--- DATA SUPPLIED ---

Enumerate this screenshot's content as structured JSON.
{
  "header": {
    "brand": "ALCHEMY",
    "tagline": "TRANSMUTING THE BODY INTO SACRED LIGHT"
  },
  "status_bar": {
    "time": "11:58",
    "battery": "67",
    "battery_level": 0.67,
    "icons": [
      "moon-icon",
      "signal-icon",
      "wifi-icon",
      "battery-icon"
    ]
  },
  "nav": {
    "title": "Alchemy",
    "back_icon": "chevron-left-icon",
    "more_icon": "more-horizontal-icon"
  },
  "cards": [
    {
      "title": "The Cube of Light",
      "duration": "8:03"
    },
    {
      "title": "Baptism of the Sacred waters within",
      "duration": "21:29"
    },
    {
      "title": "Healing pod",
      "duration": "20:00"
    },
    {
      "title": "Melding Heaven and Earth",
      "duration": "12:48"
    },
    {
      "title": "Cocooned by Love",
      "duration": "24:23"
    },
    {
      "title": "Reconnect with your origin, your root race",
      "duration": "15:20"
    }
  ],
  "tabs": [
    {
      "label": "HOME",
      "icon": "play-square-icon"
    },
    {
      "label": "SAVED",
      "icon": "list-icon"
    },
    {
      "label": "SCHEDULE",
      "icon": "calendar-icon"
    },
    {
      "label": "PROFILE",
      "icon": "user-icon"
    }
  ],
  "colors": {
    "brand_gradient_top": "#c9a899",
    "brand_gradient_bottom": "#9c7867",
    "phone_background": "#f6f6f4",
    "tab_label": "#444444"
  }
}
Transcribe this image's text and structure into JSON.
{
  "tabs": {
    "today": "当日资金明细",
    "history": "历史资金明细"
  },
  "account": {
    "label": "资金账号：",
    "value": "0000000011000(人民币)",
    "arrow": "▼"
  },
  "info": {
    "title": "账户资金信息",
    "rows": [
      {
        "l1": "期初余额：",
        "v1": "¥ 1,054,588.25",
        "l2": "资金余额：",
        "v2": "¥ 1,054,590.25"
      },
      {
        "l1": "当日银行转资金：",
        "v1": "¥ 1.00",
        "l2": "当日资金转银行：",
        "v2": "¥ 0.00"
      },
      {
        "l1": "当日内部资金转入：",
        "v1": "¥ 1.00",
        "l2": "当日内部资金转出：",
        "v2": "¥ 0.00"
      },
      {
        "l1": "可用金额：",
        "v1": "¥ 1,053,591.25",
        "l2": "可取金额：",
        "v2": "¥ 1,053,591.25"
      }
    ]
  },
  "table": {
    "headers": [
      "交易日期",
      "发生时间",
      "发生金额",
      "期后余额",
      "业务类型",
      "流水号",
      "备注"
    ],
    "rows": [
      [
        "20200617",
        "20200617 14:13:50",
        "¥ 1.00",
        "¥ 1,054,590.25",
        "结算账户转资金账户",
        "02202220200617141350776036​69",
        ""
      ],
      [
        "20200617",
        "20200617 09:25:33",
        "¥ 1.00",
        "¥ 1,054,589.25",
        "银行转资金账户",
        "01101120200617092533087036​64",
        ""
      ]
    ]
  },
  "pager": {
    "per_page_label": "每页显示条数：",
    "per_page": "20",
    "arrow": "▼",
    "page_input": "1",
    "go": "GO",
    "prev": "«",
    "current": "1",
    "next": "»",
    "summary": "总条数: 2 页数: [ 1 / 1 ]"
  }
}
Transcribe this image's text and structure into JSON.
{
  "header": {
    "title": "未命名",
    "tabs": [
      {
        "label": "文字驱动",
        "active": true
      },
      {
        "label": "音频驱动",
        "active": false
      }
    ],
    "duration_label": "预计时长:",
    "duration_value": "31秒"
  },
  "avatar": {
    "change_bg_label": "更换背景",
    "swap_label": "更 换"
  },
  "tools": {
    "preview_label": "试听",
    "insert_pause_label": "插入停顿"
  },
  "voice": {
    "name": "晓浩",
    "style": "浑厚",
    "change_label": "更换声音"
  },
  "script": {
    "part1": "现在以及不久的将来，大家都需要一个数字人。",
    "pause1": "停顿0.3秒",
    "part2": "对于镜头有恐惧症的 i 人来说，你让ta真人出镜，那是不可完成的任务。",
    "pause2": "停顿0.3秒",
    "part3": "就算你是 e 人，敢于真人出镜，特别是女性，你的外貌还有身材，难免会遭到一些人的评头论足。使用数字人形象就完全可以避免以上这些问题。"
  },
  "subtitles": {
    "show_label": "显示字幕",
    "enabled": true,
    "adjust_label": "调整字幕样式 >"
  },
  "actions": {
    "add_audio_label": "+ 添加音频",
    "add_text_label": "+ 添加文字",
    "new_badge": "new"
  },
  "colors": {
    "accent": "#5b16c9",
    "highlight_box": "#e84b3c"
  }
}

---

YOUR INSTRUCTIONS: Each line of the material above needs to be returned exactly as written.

RESPONSE AREA:
Enumerate this screenshot's content as structured JSON.
{
  "header": {
    "brand": "ALCHEMY",
    "tagline": "TRANSMUTING THE BODY INTO SACRED LIGHT"
  },
  "status_bar": {
    "time": "11:58",
    "battery": "67",
    "battery_level": 0.67,
    "icons": [
      "moon-icon",
      "signal-icon",
      "wifi-icon",
      "battery-icon"
    ]
  },
  "nav": {
    "title": "Alchemy",
    "back_icon": "chevron-left-icon",
    "more_icon": "more-horizontal-icon"
  },
  "cards": [
    {
      "title": "The Cube of Light",
      "duration": "8:03"
    },
    {
      "title": "Baptism of the Sacred waters within",
      "duration": "21:29"
    },
    {
      "title": "Healing pod",
      "duration": "20:00"
    },
    {
      "title": "Melding Heaven and Earth",
      "duration": "12:48"
    },
    {
      "title": "Cocooned by Love",
      "duration": "24:23"
    },
    {
      "title": "Reconnect with your origin, your root race",
      "duration": "15:20"
    }
  ],
  "tabs": [
    {
      "label": "HOME",
      "icon": "play-square-icon"
    },
    {
      "label": "SAVED",
      "icon": "list-icon"
    },
    {
      "label": "SCHEDULE",
      "icon": "calendar-icon"
    },
    {
      "label": "PROFILE",
      "icon": "user-icon"
    }
  ],
  "colors": {
    "brand_gradient_top": "#c9a899",
    "brand_gradient_bottom": "#9c7867",
    "phone_background": "#f6f6f4",
    "tab_label": "#444444"
  }
}
Transcribe this image's text and structure into JSON.
{
  "tabs": {
    "today": "当日资金明细",
    "history": "历史资金明细"
  },
  "account": {
    "label": "资金账号：",
    "value": "0000000011000(人民币)",
    "arrow": "▼"
  },
  "info": {
    "title": "账户资金信息",
    "rows": [
      {
        "l1": "期初余额：",
        "v1": "¥ 1,054,588.25",
        "l2": "资金余额：",
        "v2": "¥ 1,054,590.25"
      },
      {
        "l1": "当日银行转资金：",
        "v1": "¥ 1.00",
        "l2": "当日资金转银行：",
        "v2": "¥ 0.00"
      },
      {
        "l1": "当日内部资金转入：",
        "v1": "¥ 1.00",
        "l2": "当日内部资金转出：",
        "v2": "¥ 0.00"
      },
      {
        "l1": "可用金额：",
        "v1": "¥ 1,053,591.25",
        "l2": "可取金额：",
        "v2": "¥ 1,053,591.25"
      }
    ]
  },
  "table": {
    "headers": [
      "交易日期",
      "发生时间",
      "发生金额",
      "期后余额",
      "业务类型",
      "流水号",
      "备注"
    ],
    "rows": [
      [
        "20200617",
        "20200617 14:13:50",
        "¥ 1.00",
        "¥ 1,054,590.25",
        "结算账户转资金账户",
        "02202220200617141350776036​69",
        ""
      ],
      [
        "20200617",
        "20200617 09:25:33",
        "¥ 1.00",
        "¥ 1,054,589.25",
        "银行转资金账户",
        "01101120200617092533087036​64",
        ""
      ]
    ]
  },
  "pager": {
    "per_page_label": "每页显示条数：",
    "per_page": "20",
    "arrow": "▼",
    "page_input": "1",
    "go": "GO",
    "prev": "«",
    "current": "1",
    "next": "»",
    "summary": "总条数: 2 页数: [ 1 / 1 ]"
  }
}
Transcribe this image's text and structure into JSON.
{
  "header": {
    "title": "未命名",
    "tabs": [
      {
        "label": "文字驱动",
        "active": true
      },
      {
        "label": "音频驱动",
        "active": false
      }
    ],
    "duration_label": "预计时长:",
    "duration_value": "31秒"
  },
  "avatar": {
    "change_bg_label": "更换背景",
    "swap_label": "更 换"
  },
  "tools": {
    "preview_label": "试听",
    "insert_pause_label": "插入停顿"
  },
  "voice": {
    "name": "晓浩",
    "style": "浑厚",
    "change_label": "更换声音"
  },
  "script": {
    "part1": "现在以及不久的将来，大家都需要一个数字人。",
    "pause1": "停顿0.3秒",
    "part2": "对于镜头有恐惧症的 i 人来说，你让ta真人出镜，那是不可完成的任务。",
    "pause2": "停顿0.3秒",
    "part3": "就算你是 e 人，敢于真人出镜，特别是女性，你的外貌还有身材，难免会遭到一些人的评头论足。使用数字人形象就完全可以避免以上这些问题。"
  },
  "subtitles": {
    "show_label": "显示字幕",
    "enabled": true,
    "adjust_label": "调整字幕样式 >"
  },
  "actions": {
    "add_audio_label": "+ 添加音频",
    "add_text_label": "+ 添加文字",
    "new_badge": "new"
  },
  "colors": {
    "accent": "#5b16c9",
    "highlight_box": "#e84b3c"
  }
}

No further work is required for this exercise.